O.H. Browne

Orville H. Browne was a 36-year-old farmer from Anne Arundel County, Maryland. He had been interested in Kansas since at least 1853 when he wrote to Governor William Walker of the Territory inquiring about opportunities. [Connelly, Provisional Government, 56] Governor Walker encouraged him to come to the slave-owning territory of Kansas and early in 1854 Browne moved to Kansas and made a claim near the town of Douglas.

Browne was acknowledged as a man of substance in the community from the beginning. Governor Reeder appointed him as an election judge in Douglas City in the November 1854 election [KHC 3:233] and as census taker for the second district in the January 1855 census. [KHC 3:247]

John W. Geary (1819-1873)

Governor of Kansas Territory for six months in 1856; later Governor of Pennsylvania.

In the legislative session, Brown County was named for him, [KHC 7:472] but a spelling error caused confusion with the many other Browns in Kansas history. He was commissioned by Governor Shannon as "Third Lieutenant" in the Tustunuggee Mounted Rifles, a volunteer militia company in Douglas County in April 1856. [KHC 3:306] In November of that year the whole company signed a petition to Governor Geary asking to be discharged:

"...quitting the tented field and returning to our homes, our families and friends, where we hope under your wise and effective administration, to be permitted peaceably and safely to attend to our varied vocations."

The discharge was granted. [KHC 4:645]

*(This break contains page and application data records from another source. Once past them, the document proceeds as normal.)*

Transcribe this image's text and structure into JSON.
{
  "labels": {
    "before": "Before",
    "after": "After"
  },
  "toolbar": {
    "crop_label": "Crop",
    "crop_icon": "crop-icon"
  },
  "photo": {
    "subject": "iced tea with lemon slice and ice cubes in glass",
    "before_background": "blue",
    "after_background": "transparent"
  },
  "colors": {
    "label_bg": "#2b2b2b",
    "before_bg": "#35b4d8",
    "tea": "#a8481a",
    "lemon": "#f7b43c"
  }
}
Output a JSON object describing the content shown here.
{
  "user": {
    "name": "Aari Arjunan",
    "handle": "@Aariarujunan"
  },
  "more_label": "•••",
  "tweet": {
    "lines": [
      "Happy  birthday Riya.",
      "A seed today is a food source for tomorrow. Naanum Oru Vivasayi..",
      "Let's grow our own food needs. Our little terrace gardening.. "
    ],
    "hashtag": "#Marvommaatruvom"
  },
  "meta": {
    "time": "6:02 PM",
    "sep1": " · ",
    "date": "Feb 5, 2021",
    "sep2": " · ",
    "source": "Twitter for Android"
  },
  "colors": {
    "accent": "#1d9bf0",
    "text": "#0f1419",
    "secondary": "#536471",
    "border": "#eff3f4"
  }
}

In March 1858, Browne married a widow, Mrs. Caroline Steiner of Douglas County, and they moved to Ridgeway in Osage County. Browne farmed in Ridgeway for many years, serving in the State Legislature in 1865 representing Osage County as an Independent. Although at peace with his free-state neighbors, Browne was defensive about his service in the Bogus Legislature. He offered $100 to anyone who could substantiate the charges made about the First Legislature by John Holloway in his 1868 History of Kansas. The Topeka Kansas State Record in an editorial advised Browne he could save his money by coming to Topeka where Holloway would gladly and without pay show him the documents in question in the archives of the department of state where they had been copied for the book. [Malin, Notes of the Writing, 280] Browne died in the town of Peace in Rice County in 1874, aged 59 years. [Wilder Annals, 640]

Charles Clark